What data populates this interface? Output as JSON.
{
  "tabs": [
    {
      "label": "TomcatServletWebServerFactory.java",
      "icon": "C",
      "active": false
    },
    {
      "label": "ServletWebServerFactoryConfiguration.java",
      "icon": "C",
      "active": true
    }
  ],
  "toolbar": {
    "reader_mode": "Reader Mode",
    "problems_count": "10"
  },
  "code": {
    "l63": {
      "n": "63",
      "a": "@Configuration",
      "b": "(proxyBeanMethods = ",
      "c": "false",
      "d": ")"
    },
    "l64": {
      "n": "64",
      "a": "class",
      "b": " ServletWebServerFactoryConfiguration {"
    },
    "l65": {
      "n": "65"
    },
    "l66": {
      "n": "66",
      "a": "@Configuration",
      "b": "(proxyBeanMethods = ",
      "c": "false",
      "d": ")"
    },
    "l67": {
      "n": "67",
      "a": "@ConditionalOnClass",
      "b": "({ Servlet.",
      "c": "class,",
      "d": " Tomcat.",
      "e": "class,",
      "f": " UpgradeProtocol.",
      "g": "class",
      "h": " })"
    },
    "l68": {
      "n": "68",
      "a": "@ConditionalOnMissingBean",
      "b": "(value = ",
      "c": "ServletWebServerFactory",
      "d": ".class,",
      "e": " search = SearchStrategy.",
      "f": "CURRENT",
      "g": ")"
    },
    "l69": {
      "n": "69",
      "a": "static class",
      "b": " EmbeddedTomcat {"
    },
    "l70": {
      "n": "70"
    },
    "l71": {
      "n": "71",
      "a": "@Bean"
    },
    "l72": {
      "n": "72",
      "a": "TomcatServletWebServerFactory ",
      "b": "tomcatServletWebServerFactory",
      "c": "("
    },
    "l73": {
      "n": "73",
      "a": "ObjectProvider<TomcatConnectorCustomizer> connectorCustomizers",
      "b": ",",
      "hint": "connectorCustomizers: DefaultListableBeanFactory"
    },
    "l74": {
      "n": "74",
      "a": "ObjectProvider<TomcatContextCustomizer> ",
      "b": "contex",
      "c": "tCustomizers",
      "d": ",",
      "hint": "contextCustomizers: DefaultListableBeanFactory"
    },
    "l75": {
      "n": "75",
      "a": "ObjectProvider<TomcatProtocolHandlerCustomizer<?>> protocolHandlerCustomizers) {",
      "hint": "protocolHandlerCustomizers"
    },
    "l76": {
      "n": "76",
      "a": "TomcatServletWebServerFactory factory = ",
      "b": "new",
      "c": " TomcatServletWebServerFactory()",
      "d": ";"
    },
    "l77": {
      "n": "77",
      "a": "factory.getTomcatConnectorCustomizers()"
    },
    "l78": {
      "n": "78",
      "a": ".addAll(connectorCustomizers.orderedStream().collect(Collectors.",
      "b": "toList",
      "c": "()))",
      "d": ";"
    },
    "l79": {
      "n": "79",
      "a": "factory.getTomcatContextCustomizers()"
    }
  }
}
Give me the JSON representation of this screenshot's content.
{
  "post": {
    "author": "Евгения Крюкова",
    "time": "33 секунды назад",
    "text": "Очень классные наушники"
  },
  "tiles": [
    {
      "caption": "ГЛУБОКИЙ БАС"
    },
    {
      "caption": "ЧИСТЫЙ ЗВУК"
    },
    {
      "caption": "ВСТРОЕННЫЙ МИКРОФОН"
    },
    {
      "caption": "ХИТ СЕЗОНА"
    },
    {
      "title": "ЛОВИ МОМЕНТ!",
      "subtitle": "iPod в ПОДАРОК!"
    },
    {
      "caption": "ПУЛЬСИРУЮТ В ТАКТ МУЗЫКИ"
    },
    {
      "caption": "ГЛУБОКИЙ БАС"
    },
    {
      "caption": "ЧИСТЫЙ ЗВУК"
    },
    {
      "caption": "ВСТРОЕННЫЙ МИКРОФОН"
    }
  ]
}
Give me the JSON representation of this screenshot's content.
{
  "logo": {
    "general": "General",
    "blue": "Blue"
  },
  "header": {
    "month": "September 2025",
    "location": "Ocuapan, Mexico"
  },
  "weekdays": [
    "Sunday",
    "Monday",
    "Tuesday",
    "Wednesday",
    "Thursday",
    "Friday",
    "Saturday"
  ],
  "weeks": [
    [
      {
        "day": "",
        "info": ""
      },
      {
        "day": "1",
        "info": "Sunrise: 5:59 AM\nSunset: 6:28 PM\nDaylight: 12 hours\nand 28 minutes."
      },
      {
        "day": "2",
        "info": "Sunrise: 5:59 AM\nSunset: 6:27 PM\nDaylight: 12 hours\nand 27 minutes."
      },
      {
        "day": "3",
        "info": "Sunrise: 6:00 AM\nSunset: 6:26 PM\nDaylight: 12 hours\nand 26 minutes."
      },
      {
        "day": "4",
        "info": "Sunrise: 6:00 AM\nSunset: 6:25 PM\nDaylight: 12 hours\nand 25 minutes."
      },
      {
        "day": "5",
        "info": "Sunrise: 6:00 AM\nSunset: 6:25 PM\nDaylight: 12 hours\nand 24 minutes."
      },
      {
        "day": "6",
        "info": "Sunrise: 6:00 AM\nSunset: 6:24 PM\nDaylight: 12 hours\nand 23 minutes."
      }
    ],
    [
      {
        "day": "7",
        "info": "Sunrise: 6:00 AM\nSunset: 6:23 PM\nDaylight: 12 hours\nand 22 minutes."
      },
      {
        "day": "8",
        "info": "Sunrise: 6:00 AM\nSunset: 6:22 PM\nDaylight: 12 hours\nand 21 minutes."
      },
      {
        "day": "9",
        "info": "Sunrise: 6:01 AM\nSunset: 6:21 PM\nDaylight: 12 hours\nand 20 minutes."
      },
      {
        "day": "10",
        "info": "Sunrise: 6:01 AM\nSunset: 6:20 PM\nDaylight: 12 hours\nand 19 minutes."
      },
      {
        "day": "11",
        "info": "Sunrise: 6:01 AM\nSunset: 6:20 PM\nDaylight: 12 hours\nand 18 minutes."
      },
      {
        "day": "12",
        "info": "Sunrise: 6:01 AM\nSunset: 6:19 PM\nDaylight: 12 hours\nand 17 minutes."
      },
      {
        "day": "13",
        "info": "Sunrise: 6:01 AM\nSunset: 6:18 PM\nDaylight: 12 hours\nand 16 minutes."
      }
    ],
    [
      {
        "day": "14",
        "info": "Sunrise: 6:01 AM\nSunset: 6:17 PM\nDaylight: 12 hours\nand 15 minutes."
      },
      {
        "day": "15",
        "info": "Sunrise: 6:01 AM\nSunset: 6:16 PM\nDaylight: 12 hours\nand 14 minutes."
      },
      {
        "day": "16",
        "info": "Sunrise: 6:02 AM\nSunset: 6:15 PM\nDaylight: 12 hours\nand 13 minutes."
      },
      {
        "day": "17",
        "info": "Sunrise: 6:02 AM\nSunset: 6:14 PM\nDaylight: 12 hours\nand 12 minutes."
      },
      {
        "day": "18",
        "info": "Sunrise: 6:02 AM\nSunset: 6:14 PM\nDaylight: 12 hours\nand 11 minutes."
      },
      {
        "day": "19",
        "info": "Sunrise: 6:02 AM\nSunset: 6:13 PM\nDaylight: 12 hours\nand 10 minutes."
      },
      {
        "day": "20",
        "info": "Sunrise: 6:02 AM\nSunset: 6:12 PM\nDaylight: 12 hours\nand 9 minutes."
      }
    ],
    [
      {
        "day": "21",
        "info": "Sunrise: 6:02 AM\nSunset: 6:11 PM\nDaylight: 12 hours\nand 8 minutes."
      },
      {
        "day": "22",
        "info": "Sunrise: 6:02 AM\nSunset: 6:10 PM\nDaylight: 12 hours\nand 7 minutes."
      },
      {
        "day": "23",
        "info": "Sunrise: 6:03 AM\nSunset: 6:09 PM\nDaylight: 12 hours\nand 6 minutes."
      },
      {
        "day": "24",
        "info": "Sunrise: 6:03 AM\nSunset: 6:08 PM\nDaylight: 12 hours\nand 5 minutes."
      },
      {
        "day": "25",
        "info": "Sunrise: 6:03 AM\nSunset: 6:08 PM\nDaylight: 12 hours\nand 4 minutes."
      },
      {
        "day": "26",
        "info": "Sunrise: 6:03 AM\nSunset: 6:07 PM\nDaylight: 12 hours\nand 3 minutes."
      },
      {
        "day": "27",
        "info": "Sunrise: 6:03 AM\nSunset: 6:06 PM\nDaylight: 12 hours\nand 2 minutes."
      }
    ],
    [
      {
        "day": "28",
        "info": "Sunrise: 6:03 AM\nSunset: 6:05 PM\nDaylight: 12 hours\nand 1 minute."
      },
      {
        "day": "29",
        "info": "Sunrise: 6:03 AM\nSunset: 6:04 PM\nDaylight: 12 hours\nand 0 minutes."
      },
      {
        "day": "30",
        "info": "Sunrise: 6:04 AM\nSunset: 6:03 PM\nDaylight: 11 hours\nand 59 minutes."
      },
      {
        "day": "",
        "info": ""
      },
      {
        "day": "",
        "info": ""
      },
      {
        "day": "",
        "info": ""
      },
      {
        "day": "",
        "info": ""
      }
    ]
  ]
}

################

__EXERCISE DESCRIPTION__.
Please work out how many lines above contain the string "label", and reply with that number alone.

__ANSWER TO THIS TASK__.
2